The weekend’s severe thunderstorms have given way to sunshine in lower Michigan, where temperatures are expected to reach a pleasant high of 78, according to the weather service.
In New York City, the power outages affected traffic lights but resulted in “no arrests, no summonses, no reports of any problems at all,” NYC Mayor Bill De Blasio said at a Monday morning news conference. Speaking from an emergency management command post set up in Brooklyn, the mayor said that little more than a week ago, a power outage “that came out of nowhere” occurred in Manhattan and now following the heat wave — “obviously a predictable situation and therefore preventable” — another outage.
“We don’t have any good answers yet why this was not prevented,” said de Blasio, who added that Con Ed has not responded to his request for answers about why the outage happened, though it appeared to result from a malfunctioning piece of equipment.
“We were informed as it was happening,” said de Blasio. “Con Ed made this decision unilaterally. They made a conscious decision to pull out electricity from this area.”
The mayor thanked the NYPD, New York State Police, which supplied a couple hundred officers to be deployed in the city; first responders and the FDNY, which proactively went to the homes of people who needed assistance.
While the total economic impact remains unknown, the harm done to customers, some elderly and vulnerable to the heat, is obvious, said de Blasio.
Dr. Peter Shearer, chief medical officer for Mount Sinai Hospital’s Brooklyn campus in the Flatlands, told CNN in an email that the hospital had “twice as many patients as usual” during the outage.
Symptoms were “typical” for a blackout, mostly respiratory issues, said Shearer, who added that, as of Monday morning, some patients were still hanging around the emergency room waiting to hear whether power had returned to their homes.
Steven Hilly, a 28-year-old resident of the Flatlands who lost power Sunday evening, described the heat as “unbearable.”
“A lot of the older residents in the area couldn’t take it and ambulances were called,” Hilly told CNN in a text conversation. “Power didn’t come back until about 3 a.m. In the meantime we had to sleep in rooms with no circulation.”
Hilly, who lives alone with Nala, his Boston terrier who is frightened by the dark, added, “The whole neighborhood was out. Pitch black, besides a few cars on the street with people charging phones and trying to get air conditioning.”
De Blasio said he wants “to see people appropriately compensated.”
“Bottom line: this should not have happened and we’re going to make sure this doesn’t happen again.”
Southeast Michigan and Motor City
In southeast Michigan, DTE Energy said it has already repaired nearly half of the more than 2,000 wires downed by the severe weather that whipped through the region over the weekend, and its crews have been working 16-hour shifts around the clock to restore power.
“More than 1,100 employees and contractors are in the field and nearly 750 workers from as far as Georgia and New York have joined our restoration efforts with additional crews arriving throughout the day today,” the company said in a statement.

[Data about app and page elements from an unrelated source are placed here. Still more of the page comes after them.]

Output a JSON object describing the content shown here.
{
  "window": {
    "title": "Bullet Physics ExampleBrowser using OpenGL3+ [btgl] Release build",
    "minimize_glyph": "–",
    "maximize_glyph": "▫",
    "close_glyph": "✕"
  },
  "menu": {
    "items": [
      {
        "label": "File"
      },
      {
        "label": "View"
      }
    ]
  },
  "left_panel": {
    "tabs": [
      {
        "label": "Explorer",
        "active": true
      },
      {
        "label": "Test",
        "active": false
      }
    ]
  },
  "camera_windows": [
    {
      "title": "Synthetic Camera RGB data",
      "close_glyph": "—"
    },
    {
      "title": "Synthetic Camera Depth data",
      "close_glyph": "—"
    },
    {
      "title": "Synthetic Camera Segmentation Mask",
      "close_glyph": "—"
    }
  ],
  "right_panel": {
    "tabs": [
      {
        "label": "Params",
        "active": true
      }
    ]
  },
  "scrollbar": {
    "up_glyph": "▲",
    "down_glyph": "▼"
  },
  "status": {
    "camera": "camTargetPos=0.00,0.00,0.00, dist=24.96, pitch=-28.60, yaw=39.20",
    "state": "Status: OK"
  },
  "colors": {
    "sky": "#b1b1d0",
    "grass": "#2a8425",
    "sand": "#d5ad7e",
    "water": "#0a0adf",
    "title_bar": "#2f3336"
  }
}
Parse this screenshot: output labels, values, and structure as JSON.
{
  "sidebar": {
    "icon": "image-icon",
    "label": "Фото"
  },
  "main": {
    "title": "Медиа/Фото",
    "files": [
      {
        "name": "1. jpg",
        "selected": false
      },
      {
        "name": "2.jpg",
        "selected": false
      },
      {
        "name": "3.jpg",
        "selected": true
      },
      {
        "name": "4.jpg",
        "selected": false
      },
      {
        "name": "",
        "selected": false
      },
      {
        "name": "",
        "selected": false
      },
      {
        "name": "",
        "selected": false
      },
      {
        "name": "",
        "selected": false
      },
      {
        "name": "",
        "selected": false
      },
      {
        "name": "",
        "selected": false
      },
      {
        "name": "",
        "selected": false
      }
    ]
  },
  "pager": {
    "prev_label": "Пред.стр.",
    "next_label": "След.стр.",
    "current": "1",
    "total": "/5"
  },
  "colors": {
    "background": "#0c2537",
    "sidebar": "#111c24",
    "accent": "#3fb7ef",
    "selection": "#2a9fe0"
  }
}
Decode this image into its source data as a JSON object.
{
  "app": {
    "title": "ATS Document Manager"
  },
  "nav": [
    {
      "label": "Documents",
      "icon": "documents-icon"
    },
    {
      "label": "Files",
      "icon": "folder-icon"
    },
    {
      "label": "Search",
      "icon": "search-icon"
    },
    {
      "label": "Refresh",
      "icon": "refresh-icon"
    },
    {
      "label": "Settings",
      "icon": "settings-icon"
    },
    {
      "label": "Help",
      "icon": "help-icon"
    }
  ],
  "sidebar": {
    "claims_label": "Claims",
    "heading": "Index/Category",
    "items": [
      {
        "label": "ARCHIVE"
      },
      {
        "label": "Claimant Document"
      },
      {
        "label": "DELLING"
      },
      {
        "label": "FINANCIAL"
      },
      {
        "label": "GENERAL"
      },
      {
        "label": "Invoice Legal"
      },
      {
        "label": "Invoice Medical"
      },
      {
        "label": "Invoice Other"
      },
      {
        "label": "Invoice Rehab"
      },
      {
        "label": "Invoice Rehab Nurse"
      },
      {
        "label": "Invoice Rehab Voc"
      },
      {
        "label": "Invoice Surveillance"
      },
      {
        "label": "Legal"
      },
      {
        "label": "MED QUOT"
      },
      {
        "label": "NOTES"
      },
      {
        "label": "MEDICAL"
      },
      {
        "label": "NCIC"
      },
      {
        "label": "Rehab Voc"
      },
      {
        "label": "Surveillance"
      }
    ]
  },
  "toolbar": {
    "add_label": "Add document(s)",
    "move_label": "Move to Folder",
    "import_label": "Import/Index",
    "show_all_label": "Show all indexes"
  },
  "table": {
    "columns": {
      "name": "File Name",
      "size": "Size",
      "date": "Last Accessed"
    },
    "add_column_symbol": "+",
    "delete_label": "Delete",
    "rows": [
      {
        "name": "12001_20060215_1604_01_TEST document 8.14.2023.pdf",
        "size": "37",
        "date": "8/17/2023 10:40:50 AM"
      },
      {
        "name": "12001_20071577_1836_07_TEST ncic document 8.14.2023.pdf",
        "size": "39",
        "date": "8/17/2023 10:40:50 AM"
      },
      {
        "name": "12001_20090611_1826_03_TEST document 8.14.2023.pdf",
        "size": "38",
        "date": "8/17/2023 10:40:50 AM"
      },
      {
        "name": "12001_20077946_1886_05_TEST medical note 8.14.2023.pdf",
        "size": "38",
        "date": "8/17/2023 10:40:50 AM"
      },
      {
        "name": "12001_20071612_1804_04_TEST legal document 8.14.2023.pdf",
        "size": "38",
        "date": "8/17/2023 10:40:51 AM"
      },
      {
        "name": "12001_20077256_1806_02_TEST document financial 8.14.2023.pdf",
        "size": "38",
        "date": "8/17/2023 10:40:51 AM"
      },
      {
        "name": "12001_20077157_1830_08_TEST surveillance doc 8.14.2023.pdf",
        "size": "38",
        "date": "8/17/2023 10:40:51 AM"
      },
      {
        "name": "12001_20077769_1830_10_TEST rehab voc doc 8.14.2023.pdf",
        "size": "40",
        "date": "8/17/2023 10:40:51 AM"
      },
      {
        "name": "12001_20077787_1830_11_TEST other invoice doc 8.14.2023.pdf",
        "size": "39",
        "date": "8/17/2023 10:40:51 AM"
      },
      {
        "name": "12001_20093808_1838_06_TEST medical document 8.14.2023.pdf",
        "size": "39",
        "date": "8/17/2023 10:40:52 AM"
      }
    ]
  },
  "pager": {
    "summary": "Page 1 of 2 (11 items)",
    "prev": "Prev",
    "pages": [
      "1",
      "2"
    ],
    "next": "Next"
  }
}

DTE also urged the public to be careful of any downed wires. Pedestrians should assume that any fallen line is energized and stay at least 20 feet away, while motorists should never drive across downed power lines. If a line falls on a vehicle, passengers should remain inside until help arrives.